Chinese device makers Xiaomi and Realme have taken the lead in raising the prices of their smartphones. The Redmi Note 10 has received multiple price hikes. The base 4GB RAM variant, which was launched in India for Rs 11,999, is now retailing at Rs 13,999. The current price of the 4GB RAM variant matches that of the 6GB variant’s launch price, which is now available for Rs 15,499 on the device maker’s India website.
Realme is not letting Xiaomi have all the fun. So, the Realme 8, which takes on the Redmi Note 10, is now available for Rs 15,999 for the base 4GB + 128GB storage option. Other variants of the device too have received a price hike. Realme has hiked its smartphone prices by at least Rs 1,500. Devices like the C21, C25s have got a price hike of Rs 500 as well.
Oppo has also hiked the price of some of its phones like the A54 in India. The company announced a Rs 500 price hike for both variants, starting September 1.
Why is the Government of India going after Chinese smartphone brands?
Prime Minister Modi’s government is sceptical of Chinese smartphone brands compromising users’ privacy and safety, and leaking sensitive Indian data to handlers in China who can very well have ties to the Chinese Communist Party. Furthermore, Chinese smartphone brands were really establishing a monopoly over the Indian market with their dirt-cheap offerings. This was proving to be bad for competition, especially non-Chinese brands. The overall business environment of India was getting polluted by Chinese smartphone brands, and to ensure a level-playing field, the Modi government last year hiked GST rates for handsets.
India and China have grown from being rivals to enemies. The Modi government, with the outbreak of Covid-19, realised that China and its Communist regime were up to no good. By early 2020, China had begun flexing its muscles along the Indo-Tibetan border. This was reason enough for the Modi government to bring down the hammer on Chinese interests in India. Relations between China and India have now grown sour beyond rapprochement. With the Galwan valley clash of June last year, in which 20 Indian soldiers were martyred fighting off Chinese little emperors, India had waged a lethal anti-China economic campaign, beginning with the banning of all major Chinese apps in the country. Then, China’s interests in telecom, education, and other sectors were targeted. However, the Modi government had taken a massive step in March last year itself, when it decided to place smartphones in the 18% GST slab, thus tremendously hurting Chinese companies’ fortunes in India.

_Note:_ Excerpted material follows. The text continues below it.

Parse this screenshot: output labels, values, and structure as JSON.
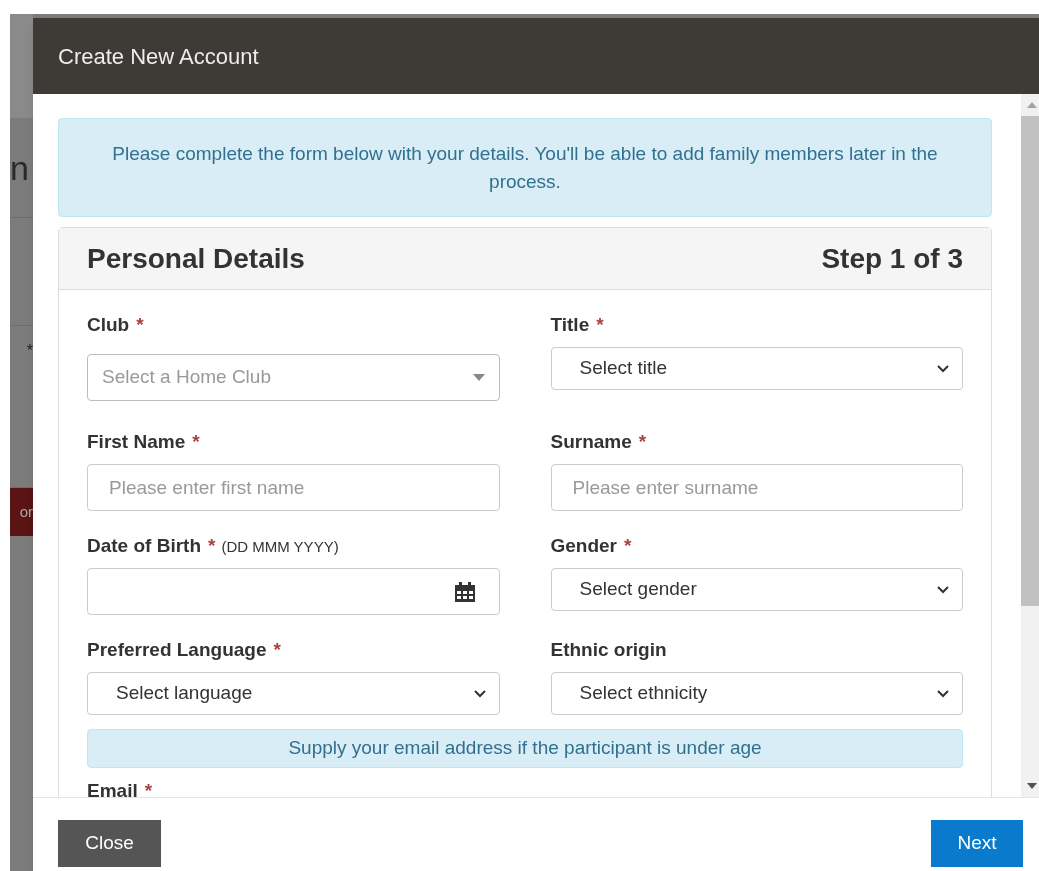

The Modi government is ensuring that Chinese companies do not dominate Indian markets in any manner, and is therefore targeting them in a steady, yet decisive manner.